The data below:
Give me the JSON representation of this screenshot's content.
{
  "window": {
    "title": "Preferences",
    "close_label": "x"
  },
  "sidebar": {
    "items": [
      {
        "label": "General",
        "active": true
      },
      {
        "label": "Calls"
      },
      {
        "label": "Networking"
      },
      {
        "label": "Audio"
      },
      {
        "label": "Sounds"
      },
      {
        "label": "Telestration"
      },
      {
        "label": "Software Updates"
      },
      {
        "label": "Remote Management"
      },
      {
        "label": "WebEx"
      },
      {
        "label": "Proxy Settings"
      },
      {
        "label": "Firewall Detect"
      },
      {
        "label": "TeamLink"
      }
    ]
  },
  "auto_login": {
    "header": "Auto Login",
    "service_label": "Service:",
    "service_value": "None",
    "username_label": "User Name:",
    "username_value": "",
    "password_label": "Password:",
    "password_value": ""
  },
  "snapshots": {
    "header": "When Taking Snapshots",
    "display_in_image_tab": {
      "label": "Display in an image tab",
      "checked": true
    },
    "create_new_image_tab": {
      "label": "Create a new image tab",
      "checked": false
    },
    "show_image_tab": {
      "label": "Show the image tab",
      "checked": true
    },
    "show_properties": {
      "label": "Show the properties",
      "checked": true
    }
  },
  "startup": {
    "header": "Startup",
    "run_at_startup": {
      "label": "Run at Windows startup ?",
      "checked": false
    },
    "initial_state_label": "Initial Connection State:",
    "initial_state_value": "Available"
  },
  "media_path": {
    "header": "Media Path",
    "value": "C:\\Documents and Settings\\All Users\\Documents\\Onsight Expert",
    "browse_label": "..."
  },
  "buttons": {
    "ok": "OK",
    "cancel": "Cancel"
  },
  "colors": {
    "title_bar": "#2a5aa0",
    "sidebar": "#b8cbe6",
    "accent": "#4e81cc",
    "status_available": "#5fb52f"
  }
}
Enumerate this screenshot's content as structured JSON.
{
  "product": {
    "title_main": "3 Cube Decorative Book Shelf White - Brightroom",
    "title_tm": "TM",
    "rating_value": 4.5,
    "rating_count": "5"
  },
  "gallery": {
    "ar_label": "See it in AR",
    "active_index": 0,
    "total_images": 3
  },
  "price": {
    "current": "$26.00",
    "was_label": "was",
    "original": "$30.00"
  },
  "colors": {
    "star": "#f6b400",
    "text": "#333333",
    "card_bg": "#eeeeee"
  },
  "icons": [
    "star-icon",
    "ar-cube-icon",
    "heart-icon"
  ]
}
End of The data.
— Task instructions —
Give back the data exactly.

— Result of this exercise —
Give me the JSON representation of this screenshot's content.
{
  "window": {
    "title": "Preferences",
    "close_label": "x"
  },
  "sidebar": {
    "items": [
      {
        "label": "General",
        "active": true
      },
      {
        "label": "Calls"
      },
      {
        "label": "Networking"
      },
      {
        "label": "Audio"
      },
      {
        "label": "Sounds"
      },
      {
        "label": "Telestration"
      },
      {
        "label": "Software Updates"
      },
      {
        "label": "Remote Management"
      },
      {
        "label": "WebEx"
      },
      {
        "label": "Proxy Settings"
      },
      {
        "label": "Firewall Detect"
      },
      {
        "label": "TeamLink"
      }
    ]
  },
  "auto_login": {
    "header": "Auto Login",
    "service_label": "Service:",
    "service_value": "None",
    "username_label": "User Name:",
    "username_value": "",
    "password_label": "Password:",
    "password_value": ""
  },
  "snapshots": {
    "header": "When Taking Snapshots",
    "display_in_image_tab": {
      "label": "Display in an image tab",
      "checked": true
    },
    "create_new_image_tab": {
      "label": "Create a new image tab",
      "checked": false
    },
    "show_image_tab": {
      "label": "Show the image tab",
      "checked": true
    },
    "show_properties": {
      "label": "Show the properties",
      "checked": true
    }
  },
  "startup": {
    "header": "Startup",
    "run_at_startup": {
      "label": "Run at Windows startup ?",
      "checked": false
    },
    "initial_state_label": "Initial Connection State:",
    "initial_state_value": "Available"
  },
  "media_path": {
    "header": "Media Path",
    "value": "C:\\Documents and Settings\\All Users\\Documents\\Onsight Expert",
    "browse_label": "..."
  },
  "buttons": {
    "ok": "OK",
    "cancel": "Cancel"
  },
  "colors": {
    "title_bar": "#2a5aa0",
    "sidebar": "#b8cbe6",
    "accent": "#4e81cc",
    "status_available": "#5fb52f"
  }
}
Enumerate this screenshot's content as structured JSON.
{
  "product": {
    "title_main": "3 Cube Decorative Book Shelf White - Brightroom",
    "title_tm": "TM",
    "rating_value": 4.5,
    "rating_count": "5"
  },
  "gallery": {
    "ar_label": "See it in AR",
    "active_index": 0,
    "total_images": 3
  },
  "price": {
    "current": "$26.00",
    "was_label": "was",
    "original": "$30.00"
  },
  "colors": {
    "star": "#f6b400",
    "text": "#333333",
    "card_bg": "#eeeeee"
  },
  "icons": [
    "star-icon",
    "ar-cube-icon",
    "heart-icon"
  ]
}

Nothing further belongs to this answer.